Task objective: Exclude all pictures from your copy of the data below, which should otherwise match exactly.

+++ Data extract +++

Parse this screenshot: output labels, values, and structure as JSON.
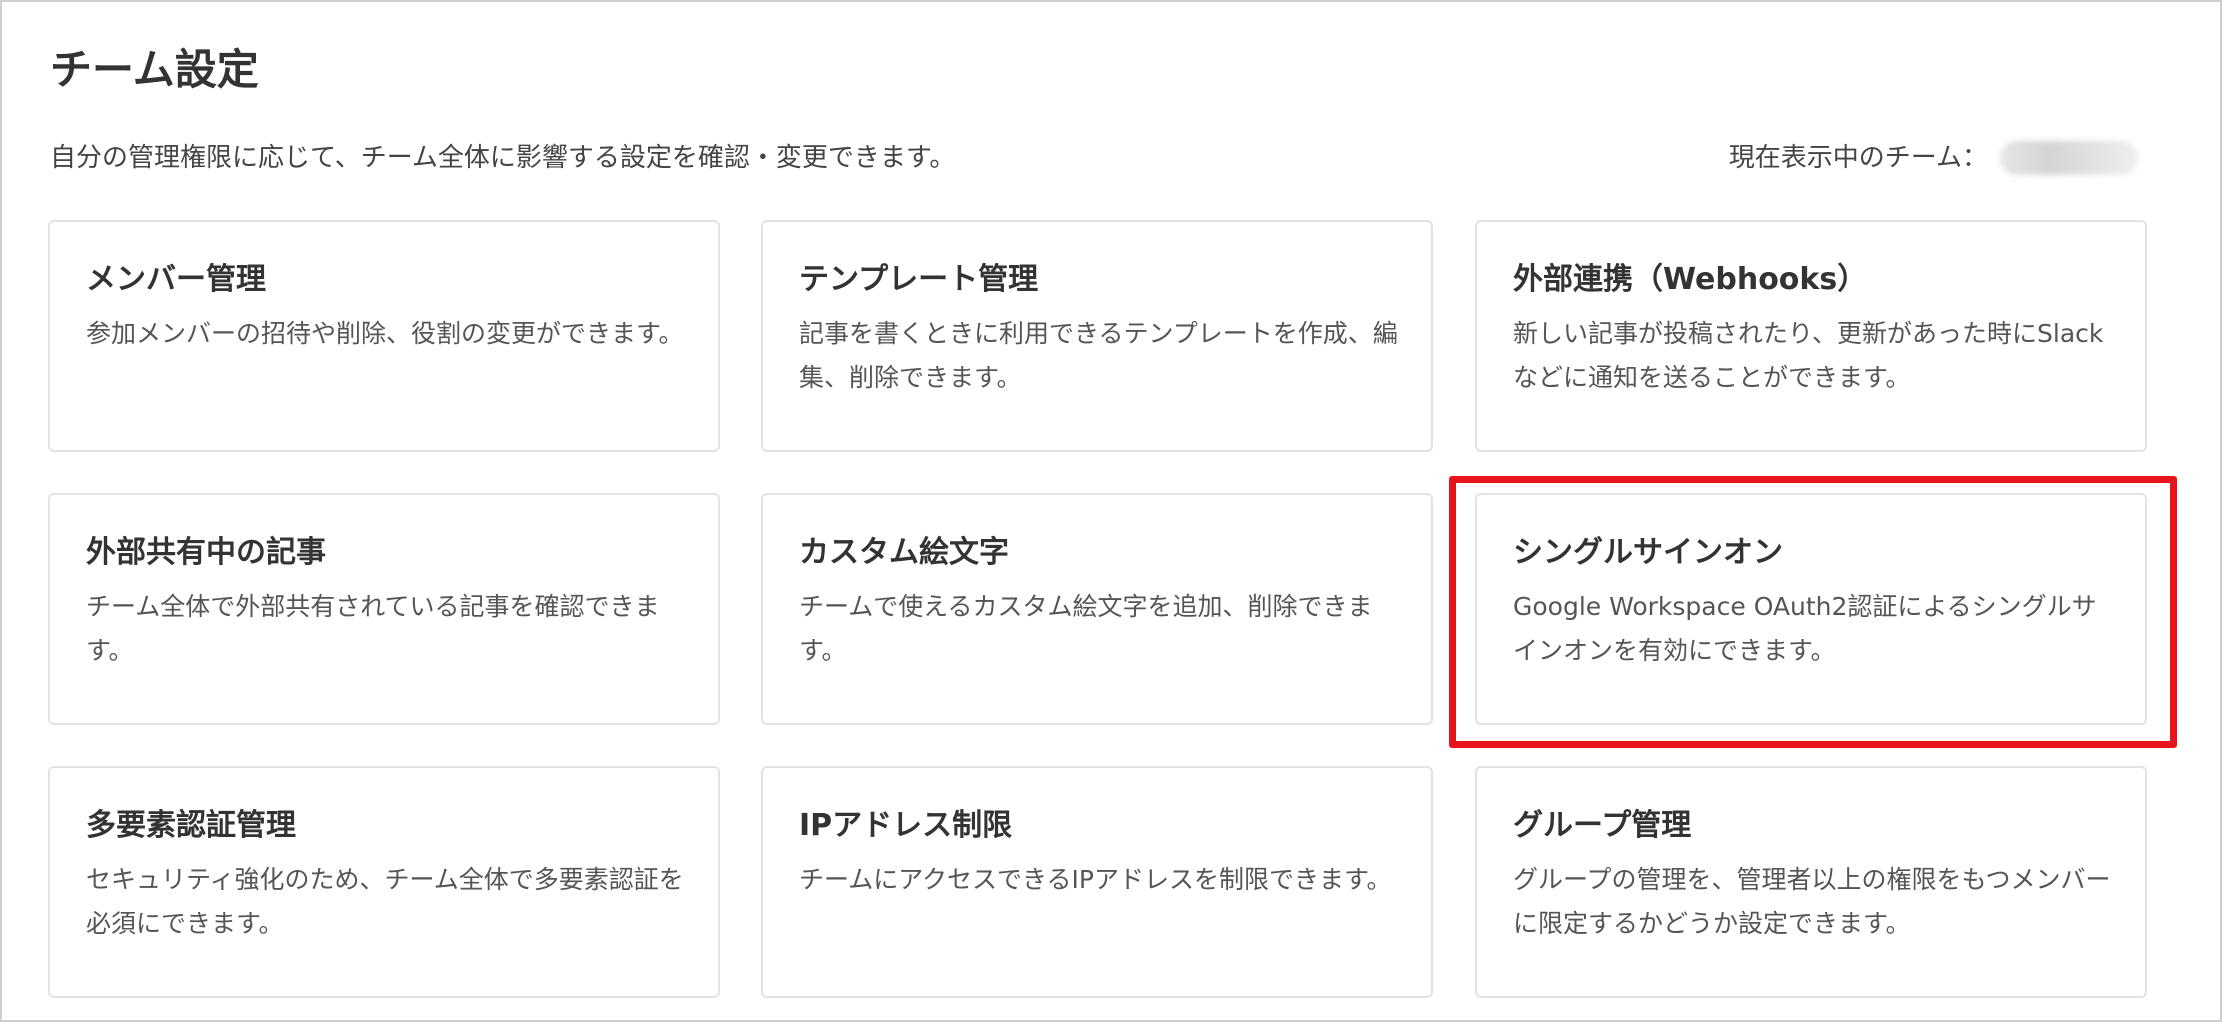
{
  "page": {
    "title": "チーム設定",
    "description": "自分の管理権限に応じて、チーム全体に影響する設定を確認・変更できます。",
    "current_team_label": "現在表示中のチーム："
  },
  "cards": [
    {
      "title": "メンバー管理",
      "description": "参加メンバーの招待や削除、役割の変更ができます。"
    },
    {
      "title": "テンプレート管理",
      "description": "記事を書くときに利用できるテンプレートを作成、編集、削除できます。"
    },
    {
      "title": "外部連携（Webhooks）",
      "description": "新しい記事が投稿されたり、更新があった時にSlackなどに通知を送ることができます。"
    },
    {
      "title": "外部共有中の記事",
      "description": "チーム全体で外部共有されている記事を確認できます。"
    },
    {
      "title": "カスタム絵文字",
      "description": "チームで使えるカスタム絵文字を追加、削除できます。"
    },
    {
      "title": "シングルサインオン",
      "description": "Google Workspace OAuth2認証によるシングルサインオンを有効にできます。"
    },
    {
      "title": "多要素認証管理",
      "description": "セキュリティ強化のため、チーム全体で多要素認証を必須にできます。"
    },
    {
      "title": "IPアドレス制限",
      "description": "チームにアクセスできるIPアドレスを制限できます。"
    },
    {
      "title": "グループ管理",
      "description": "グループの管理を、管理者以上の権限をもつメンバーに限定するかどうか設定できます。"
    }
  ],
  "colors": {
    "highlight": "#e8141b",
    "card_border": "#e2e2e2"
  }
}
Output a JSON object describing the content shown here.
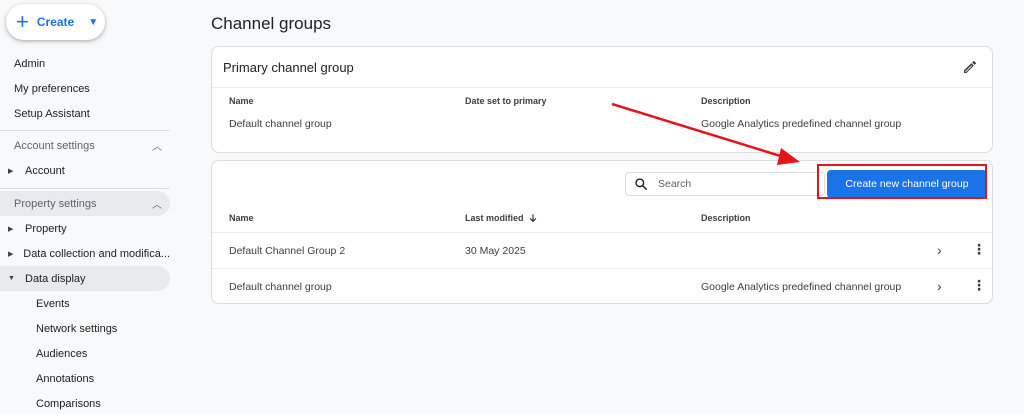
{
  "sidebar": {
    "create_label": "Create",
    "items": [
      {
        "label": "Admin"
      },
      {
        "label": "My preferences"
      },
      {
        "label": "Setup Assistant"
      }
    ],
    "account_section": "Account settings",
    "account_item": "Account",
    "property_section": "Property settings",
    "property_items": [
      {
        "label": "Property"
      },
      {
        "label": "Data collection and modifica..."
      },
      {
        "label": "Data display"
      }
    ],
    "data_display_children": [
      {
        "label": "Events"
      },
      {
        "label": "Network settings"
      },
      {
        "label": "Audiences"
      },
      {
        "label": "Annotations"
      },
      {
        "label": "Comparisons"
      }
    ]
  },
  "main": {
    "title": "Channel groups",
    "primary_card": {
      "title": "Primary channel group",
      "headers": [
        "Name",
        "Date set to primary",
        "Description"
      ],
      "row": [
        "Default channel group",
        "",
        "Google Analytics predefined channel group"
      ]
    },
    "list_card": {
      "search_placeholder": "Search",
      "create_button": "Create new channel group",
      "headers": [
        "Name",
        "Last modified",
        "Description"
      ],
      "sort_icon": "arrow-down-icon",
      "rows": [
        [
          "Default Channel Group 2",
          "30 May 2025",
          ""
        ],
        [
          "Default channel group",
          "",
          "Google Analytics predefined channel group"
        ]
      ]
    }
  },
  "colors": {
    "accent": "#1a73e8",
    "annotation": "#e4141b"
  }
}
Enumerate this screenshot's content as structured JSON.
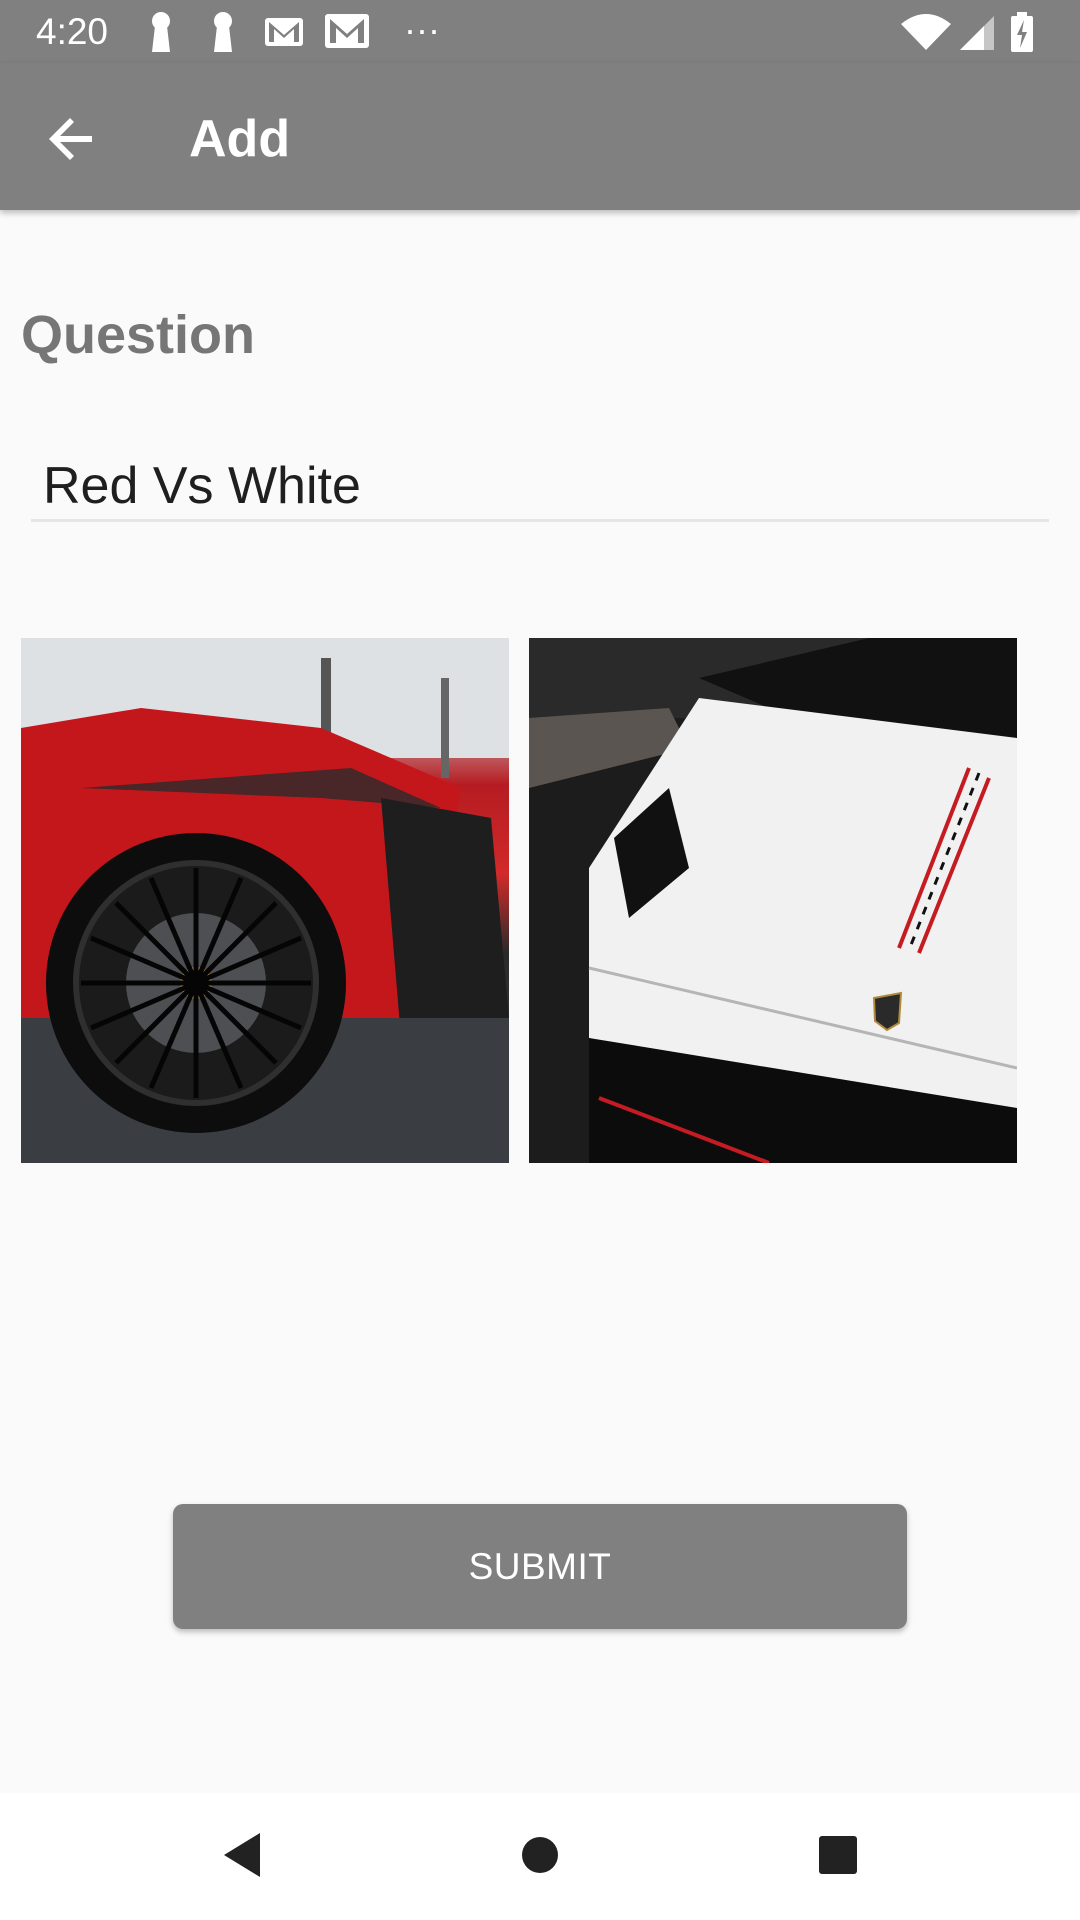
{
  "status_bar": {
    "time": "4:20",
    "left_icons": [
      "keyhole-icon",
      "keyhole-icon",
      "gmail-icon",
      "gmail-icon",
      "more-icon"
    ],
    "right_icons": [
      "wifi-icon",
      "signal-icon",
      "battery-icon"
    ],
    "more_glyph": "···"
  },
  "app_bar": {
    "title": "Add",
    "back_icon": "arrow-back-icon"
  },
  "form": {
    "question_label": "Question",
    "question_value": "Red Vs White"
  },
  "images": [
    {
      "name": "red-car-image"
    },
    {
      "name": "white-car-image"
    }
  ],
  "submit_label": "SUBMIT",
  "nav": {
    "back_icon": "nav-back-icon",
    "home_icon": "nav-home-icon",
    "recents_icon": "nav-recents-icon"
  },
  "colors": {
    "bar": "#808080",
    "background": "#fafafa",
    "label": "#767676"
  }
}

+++

Answer space:
Parse this screenshot: output labels, values, and structure as JSON.
{
  "page": {
    "title": "チーム設定",
    "description": "自分の管理権限に応じて、チーム全体に影響する設定を確認・変更できます。",
    "current_team_label": "現在表示中のチーム："
  },
  "cards": [
    {
      "title": "メンバー管理",
      "description": "参加メンバーの招待や削除、役割の変更ができます。"
    },
    {
      "title": "テンプレート管理",
      "description": "記事を書くときに利用できるテンプレートを作成、編集、削除できます。"
    },
    {
      "title": "外部連携（Webhooks）",
      "description": "新しい記事が投稿されたり、更新があった時にSlackなどに通知を送ることができます。"
    },
    {
      "title": "外部共有中の記事",
      "description": "チーム全体で外部共有されている記事を確認できます。"
    },
    {
      "title": "カスタム絵文字",
      "description": "チームで使えるカスタム絵文字を追加、削除できます。"
    },
    {
      "title": "シングルサインオン",
      "description": "Google Workspace OAuth2認証によるシングルサインオンを有効にできます。"
    },
    {
      "title": "多要素認証管理",
      "description": "セキュリティ強化のため、チーム全体で多要素認証を必須にできます。"
    },
    {
      "title": "IPアドレス制限",
      "description": "チームにアクセスできるIPアドレスを制限できます。"
    },
    {
      "title": "グループ管理",
      "description": "グループの管理を、管理者以上の権限をもつメンバーに限定するかどうか設定できます。"
    }
  ],
  "colors": {
    "highlight": "#e8141b",
    "card_border": "#e2e2e2"
  }
}
Output a JSON object describing the content shown here.
{
  "sidebar": {
    "create_label": "Create",
    "items": [
      {
        "label": "Admin"
      },
      {
        "label": "My preferences"
      },
      {
        "label": "Setup Assistant"
      }
    ],
    "account_section": "Account settings",
    "account_item": "Account",
    "property_section": "Property settings",
    "property_items": [
      {
        "label": "Property"
      },
      {
        "label": "Data collection and modifica..."
      },
      {
        "label": "Data display"
      }
    ],
    "data_display_children": [
      {
        "label": "Events"
      },
      {
        "label": "Network settings"
      },
      {
        "label": "Audiences"
      },
      {
        "label": "Annotations"
      },
      {
        "label": "Comparisons"
      }
    ]
  },
  "main": {
    "title": "Channel groups",
    "primary_card": {
      "title": "Primary channel group",
      "headers": [
        "Name",
        "Date set to primary",
        "Description"
      ],
      "row": [
        "Default channel group",
        "",
        "Google Analytics predefined channel group"
      ]
    },
    "list_card": {
      "search_placeholder": "Search",
      "create_button": "Create new channel group",
      "headers": [
        "Name",
        "Last modified",
        "Description"
      ],
      "sort_icon": "arrow-down-icon",
      "rows": [
        [
          "Default Channel Group 2",
          "30 May 2025",
          ""
        ],
        [
          "Default channel group",
          "",
          "Google Analytics predefined channel group"
        ]
      ]
    }
  },
  "colors": {
    "accent": "#1a73e8",
    "annotation": "#e4141b"
  }
}
Enumerate this screenshot's content as structured JSON.
{
  "status_bar": {
    "time": "4:20",
    "left_icons": [
      "keyhole-icon",
      "keyhole-icon",
      "gmail-icon",
      "gmail-icon",
      "more-icon"
    ],
    "right_icons": [
      "wifi-icon",
      "signal-icon",
      "battery-icon"
    ],
    "more_glyph": "···"
  },
  "app_bar": {
    "title": "Add",
    "back_icon": "arrow-back-icon"
  },
  "form": {
    "question_label": "Question",
    "question_value": "Red Vs White"
  },
  "images": [
    {
      "name": "red-car-image"
    },
    {
      "name": "white-car-image"
    }
  ],
  "submit_label": "SUBMIT",
  "nav": {
    "back_icon": "nav-back-icon",
    "home_icon": "nav-home-icon",
    "recents_icon": "nav-recents-icon"
  },
  "colors": {
    "bar": "#808080",
    "background": "#fafafa",
    "label": "#767676"
  }
}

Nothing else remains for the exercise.